WORK INSTRUCTION ::
Write out every line below with no difference at all.

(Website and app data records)
########################################

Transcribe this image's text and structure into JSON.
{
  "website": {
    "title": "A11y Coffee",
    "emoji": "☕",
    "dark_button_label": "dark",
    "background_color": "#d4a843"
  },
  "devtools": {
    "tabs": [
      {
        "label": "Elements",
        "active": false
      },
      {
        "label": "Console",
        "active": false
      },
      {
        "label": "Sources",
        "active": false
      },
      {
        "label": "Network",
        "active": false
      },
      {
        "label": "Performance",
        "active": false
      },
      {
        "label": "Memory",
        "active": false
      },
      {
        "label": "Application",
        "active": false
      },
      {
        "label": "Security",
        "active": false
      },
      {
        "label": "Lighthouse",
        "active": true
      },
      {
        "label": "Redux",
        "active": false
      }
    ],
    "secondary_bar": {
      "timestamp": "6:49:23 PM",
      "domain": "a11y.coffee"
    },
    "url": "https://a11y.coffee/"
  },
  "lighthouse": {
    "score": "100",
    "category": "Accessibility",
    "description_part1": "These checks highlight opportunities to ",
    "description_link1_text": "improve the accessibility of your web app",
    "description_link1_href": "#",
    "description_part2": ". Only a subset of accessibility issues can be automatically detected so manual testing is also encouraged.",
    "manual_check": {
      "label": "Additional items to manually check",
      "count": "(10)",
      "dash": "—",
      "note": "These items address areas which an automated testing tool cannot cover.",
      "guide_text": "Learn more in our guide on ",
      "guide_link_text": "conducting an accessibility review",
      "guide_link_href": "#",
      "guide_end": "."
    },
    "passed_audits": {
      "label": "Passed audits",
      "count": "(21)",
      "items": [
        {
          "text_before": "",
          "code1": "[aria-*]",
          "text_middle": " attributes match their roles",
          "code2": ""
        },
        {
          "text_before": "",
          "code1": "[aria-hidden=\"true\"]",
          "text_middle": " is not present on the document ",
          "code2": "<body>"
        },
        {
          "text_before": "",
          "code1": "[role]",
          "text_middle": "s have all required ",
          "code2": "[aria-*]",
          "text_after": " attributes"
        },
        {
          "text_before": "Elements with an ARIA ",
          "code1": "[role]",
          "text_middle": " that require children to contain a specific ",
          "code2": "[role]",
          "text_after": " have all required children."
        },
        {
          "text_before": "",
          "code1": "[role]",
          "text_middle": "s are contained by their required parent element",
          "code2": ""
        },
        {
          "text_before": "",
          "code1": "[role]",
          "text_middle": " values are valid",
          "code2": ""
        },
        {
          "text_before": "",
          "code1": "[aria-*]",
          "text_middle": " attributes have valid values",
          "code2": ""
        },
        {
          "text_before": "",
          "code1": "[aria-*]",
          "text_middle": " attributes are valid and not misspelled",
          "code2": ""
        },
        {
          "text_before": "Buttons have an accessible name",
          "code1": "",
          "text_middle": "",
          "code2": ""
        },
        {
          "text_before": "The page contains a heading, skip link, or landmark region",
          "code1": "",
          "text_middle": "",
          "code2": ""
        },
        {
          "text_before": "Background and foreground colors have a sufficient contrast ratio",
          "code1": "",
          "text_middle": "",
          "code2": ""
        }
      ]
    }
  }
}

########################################

WRITTEN SOLUTION ::
Transcribe this image's text and structure into JSON.
{
  "website": {
    "title": "A11y Coffee",
    "emoji": "☕",
    "dark_button_label": "dark",
    "background_color": "#d4a843"
  },
  "devtools": {
    "tabs": [
      {
        "label": "Elements",
        "active": false
      },
      {
        "label": "Console",
        "active": false
      },
      {
        "label": "Sources",
        "active": false
      },
      {
        "label": "Network",
        "active": false
      },
      {
        "label": "Performance",
        "active": false
      },
      {
        "label": "Memory",
        "active": false
      },
      {
        "label": "Application",
        "active": false
      },
      {
        "label": "Security",
        "active": false
      },
      {
        "label": "Lighthouse",
        "active": true
      },
      {
        "label": "Redux",
        "active": false
      }
    ],
    "secondary_bar": {
      "timestamp": "6:49:23 PM",
      "domain": "a11y.coffee"
    },
    "url": "https://a11y.coffee/"
  },
  "lighthouse": {
    "score": "100",
    "category": "Accessibility",
    "description_part1": "These checks highlight opportunities to ",
    "description_link1_text": "improve the accessibility of your web app",
    "description_link1_href": "#",
    "description_part2": ". Only a subset of accessibility issues can be automatically detected so manual testing is also encouraged.",
    "manual_check": {
      "label": "Additional items to manually check",
      "count": "(10)",
      "dash": "—",
      "note": "These items address areas which an automated testing tool cannot cover.",
      "guide_text": "Learn more in our guide on ",
      "guide_link_text": "conducting an accessibility review",
      "guide_link_href": "#",
      "guide_end": "."
    },
    "passed_audits": {
      "label": "Passed audits",
      "count": "(21)",
      "items": [
        {
          "text_before": "",
          "code1": "[aria-*]",
          "text_middle": " attributes match their roles",
          "code2": ""
        },
        {
          "text_before": "",
          "code1": "[aria-hidden=\"true\"]",
          "text_middle": " is not present on the document ",
          "code2": "<body>"
        },
        {
          "text_before": "",
          "code1": "[role]",
          "text_middle": "s have all required ",
          "code2": "[aria-*]",
          "text_after": " attributes"
        },
        {
          "text_before": "Elements with an ARIA ",
          "code1": "[role]",
          "text_middle": " that require children to contain a specific ",
          "code2": "[role]",
          "text_after": " have all required children."
        },
        {
          "text_before": "",
          "code1": "[role]",
          "text_middle": "s are contained by their required parent element",
          "code2": ""
        },
        {
          "text_before": "",
          "code1": "[role]",
          "text_middle": " values are valid",
          "code2": ""
        },
        {
          "text_before": "",
          "code1": "[aria-*]",
          "text_middle": " attributes have valid values",
          "code2": ""
        },
        {
          "text_before": "",
          "code1": "[aria-*]",
          "text_middle": " attributes are valid and not misspelled",
          "code2": ""
        },
        {
          "text_before": "Buttons have an accessible name",
          "code1": "",
          "text_middle": "",
          "code2": ""
        },
        {
          "text_before": "The page contains a heading, skip link, or landmark region",
          "code1": "",
          "text_middle": "",
          "code2": ""
        },
        {
          "text_before": "Background and foreground colors have a sufficient contrast ratio",
          "code1": "",
          "text_middle": "",
          "code2": ""
        }
      ]
    }
  }
}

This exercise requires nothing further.